Cosmic rays, invisible to the naked eye, are charged particles, often protons, hurtling through space from distant galaxies and extragalactic sources at nearly the speed of light. 

Cosmic rays exceeding 100 exa-electron volts (EeV) in energy are seldom detected.

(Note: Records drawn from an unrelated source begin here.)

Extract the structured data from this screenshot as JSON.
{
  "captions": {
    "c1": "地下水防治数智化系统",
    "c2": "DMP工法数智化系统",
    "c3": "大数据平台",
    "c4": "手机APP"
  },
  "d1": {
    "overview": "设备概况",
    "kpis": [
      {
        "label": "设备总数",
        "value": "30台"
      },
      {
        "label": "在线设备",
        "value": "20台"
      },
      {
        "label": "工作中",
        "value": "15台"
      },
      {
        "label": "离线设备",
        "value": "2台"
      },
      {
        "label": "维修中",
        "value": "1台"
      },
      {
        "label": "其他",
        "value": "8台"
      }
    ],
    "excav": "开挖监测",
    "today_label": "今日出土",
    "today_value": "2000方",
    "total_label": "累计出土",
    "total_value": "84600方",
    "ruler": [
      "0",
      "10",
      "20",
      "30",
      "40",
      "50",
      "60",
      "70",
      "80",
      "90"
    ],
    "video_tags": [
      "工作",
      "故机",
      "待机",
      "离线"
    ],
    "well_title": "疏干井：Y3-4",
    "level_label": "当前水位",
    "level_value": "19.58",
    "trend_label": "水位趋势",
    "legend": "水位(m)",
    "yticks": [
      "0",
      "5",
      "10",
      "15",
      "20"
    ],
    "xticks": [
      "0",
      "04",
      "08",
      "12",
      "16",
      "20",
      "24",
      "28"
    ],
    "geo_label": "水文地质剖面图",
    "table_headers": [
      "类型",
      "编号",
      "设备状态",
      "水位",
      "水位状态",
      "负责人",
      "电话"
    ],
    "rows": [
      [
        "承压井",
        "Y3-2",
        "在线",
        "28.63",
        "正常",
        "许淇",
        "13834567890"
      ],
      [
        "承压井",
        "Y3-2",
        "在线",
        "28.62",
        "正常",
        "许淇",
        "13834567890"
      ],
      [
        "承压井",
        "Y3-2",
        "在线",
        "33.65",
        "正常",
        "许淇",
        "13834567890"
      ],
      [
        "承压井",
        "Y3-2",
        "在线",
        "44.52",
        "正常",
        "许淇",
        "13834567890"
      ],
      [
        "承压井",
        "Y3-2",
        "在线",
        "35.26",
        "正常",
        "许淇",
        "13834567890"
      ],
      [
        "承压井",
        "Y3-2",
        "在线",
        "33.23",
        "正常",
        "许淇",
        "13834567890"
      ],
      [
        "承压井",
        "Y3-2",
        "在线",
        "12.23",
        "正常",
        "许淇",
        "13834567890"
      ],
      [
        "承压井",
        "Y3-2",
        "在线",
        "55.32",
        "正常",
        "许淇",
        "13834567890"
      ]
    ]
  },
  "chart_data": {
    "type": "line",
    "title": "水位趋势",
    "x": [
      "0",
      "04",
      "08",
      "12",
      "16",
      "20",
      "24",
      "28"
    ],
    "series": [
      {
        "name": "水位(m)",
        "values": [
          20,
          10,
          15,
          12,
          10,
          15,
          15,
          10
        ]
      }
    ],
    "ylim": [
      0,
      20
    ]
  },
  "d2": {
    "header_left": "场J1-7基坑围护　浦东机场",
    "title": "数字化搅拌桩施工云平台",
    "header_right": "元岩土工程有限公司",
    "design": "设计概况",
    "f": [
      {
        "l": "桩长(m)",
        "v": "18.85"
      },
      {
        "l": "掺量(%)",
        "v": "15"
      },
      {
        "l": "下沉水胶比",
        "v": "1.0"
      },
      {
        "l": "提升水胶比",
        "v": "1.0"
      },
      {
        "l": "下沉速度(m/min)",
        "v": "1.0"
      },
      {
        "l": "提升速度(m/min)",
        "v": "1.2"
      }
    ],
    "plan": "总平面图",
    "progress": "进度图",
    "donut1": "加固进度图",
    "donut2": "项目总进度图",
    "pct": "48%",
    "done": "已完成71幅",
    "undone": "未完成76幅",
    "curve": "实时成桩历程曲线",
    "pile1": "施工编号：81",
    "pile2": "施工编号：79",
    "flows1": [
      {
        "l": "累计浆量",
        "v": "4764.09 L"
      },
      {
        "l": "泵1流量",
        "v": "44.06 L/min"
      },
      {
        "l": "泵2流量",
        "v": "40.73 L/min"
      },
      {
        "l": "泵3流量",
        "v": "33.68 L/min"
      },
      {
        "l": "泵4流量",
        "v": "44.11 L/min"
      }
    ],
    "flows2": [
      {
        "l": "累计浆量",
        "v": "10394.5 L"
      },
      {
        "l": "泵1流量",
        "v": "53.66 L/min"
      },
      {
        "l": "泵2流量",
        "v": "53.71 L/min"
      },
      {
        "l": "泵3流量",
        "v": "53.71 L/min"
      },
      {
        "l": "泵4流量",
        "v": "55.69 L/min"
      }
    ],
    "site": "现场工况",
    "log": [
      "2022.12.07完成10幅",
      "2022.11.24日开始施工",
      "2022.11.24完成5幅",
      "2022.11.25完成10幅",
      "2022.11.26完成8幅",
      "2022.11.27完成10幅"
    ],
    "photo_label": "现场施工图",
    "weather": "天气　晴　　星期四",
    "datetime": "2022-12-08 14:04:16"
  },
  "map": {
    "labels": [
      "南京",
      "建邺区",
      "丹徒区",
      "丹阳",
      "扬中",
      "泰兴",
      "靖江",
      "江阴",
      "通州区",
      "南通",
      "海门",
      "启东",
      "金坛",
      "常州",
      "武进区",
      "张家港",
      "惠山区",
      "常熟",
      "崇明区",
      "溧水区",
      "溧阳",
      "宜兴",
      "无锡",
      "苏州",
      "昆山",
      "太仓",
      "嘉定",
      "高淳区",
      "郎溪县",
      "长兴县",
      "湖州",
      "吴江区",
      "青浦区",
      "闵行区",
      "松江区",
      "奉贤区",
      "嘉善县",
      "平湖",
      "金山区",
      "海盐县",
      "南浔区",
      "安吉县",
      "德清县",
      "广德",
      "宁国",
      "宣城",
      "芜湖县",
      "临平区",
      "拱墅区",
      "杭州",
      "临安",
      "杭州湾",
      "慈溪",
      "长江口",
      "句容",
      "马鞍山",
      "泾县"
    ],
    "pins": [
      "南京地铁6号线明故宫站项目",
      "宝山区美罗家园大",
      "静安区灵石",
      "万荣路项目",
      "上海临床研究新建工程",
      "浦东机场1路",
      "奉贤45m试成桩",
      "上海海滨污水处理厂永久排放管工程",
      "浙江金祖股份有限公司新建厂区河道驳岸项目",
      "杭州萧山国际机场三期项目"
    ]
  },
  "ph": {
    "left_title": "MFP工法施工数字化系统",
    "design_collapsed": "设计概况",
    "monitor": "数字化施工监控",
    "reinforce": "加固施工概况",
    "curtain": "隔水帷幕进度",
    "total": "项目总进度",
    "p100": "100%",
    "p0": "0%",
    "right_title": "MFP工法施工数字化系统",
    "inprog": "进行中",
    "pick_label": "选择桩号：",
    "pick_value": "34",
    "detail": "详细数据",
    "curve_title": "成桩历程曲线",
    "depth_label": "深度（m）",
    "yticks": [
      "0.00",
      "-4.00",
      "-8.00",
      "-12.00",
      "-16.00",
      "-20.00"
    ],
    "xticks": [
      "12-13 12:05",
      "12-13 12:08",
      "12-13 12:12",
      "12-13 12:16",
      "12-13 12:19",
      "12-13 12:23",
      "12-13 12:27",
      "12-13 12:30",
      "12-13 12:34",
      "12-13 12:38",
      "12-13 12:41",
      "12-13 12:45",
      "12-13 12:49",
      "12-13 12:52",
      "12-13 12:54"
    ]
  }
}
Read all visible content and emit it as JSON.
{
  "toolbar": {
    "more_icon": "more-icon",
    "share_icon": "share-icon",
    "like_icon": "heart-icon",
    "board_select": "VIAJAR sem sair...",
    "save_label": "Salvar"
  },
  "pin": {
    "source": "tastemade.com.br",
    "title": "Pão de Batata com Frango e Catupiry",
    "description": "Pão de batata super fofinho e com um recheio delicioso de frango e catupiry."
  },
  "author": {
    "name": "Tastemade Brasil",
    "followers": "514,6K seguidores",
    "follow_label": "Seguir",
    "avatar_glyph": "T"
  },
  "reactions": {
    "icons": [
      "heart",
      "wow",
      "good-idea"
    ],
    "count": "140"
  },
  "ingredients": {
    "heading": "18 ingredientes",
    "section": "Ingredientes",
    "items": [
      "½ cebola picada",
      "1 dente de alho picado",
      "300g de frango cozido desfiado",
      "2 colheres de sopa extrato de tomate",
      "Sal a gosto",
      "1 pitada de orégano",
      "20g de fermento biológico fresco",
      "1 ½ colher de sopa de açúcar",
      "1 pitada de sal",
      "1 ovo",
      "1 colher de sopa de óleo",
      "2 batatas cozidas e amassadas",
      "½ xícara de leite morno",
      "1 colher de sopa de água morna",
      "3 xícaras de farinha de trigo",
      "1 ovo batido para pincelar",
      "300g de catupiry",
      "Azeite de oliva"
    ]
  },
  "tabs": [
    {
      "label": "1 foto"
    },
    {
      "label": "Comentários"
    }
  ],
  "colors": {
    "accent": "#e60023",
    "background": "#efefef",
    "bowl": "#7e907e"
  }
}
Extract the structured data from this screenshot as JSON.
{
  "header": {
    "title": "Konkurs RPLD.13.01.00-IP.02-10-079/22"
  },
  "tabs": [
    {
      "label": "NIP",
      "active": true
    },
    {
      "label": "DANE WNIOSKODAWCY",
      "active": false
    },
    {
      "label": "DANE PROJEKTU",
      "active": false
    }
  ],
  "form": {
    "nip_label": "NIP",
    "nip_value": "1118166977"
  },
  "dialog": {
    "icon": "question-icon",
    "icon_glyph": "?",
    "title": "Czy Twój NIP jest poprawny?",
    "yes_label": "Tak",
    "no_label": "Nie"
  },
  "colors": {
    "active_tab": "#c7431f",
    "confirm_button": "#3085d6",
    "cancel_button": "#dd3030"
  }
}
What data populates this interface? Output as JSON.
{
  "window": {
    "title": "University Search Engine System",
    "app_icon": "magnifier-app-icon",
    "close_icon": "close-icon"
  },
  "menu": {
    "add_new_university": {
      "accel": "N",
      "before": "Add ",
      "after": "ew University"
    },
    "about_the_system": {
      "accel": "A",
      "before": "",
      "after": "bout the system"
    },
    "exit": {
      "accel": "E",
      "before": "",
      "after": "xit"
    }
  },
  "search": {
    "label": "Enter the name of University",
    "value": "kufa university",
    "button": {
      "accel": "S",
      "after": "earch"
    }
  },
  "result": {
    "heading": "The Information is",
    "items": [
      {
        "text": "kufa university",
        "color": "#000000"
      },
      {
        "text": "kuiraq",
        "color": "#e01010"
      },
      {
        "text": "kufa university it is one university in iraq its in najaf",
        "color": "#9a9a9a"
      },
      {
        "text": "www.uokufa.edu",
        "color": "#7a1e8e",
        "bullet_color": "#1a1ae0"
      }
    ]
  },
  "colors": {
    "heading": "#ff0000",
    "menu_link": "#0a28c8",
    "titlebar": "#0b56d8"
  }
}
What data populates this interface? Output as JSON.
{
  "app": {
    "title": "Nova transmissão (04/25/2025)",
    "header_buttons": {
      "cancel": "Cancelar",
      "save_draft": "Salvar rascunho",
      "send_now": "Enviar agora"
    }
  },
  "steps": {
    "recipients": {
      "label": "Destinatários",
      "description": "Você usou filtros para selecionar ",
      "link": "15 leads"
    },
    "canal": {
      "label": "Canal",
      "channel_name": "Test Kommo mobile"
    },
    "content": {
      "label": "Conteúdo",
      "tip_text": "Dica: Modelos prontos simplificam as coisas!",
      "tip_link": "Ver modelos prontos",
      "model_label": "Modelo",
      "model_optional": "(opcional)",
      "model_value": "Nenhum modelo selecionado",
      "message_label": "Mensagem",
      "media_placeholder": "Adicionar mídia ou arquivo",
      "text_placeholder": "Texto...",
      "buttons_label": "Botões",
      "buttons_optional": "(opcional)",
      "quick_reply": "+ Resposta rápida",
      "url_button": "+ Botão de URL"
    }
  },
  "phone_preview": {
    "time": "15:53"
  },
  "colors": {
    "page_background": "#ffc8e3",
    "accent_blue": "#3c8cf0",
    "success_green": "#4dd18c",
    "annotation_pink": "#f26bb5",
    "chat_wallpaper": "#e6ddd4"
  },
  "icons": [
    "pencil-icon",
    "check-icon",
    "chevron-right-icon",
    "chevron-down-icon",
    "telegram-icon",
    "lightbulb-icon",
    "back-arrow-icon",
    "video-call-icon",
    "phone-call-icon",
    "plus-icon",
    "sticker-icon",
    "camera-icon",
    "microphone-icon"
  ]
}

NASA notes that these cosmic rays, constantly entering Earth’s atmosphere, provide a unique direct sampling of matter from outside the solar system.

The origins of these high-energy cosmic rays have remained elusive despite years of investigation. 

Attempts to trace the trajectory of the Oh-My-God particle and this recent discovery have led scientists to sources lacking the requisite energy to generate them, leaving a perplexing void in understanding, according to John Matthews, co-spokesperson of the Telescope Array at the University of Utah.

John Belz, a professor at the University of Utah and co-author of the study, highlighted the apparent diversity in the origins of these events, suggesting that the most significant discoveries seem to come from voids or empty spaces.

He emphasized, “It’s not like there’s one mysterious source,” contemplating unconventional possibilities such as defects in spacetime structure or colliding cosmic strings.

Fujii and his team are currently upgrading the Telescope Array, aiming to enhance sensitivity fourfold. 

This enhancement will enable researchers to capture more of these rare ultra-high-energy cosmic rays and, in turn, refine their ability to trace the origins of these cosmic mysteries.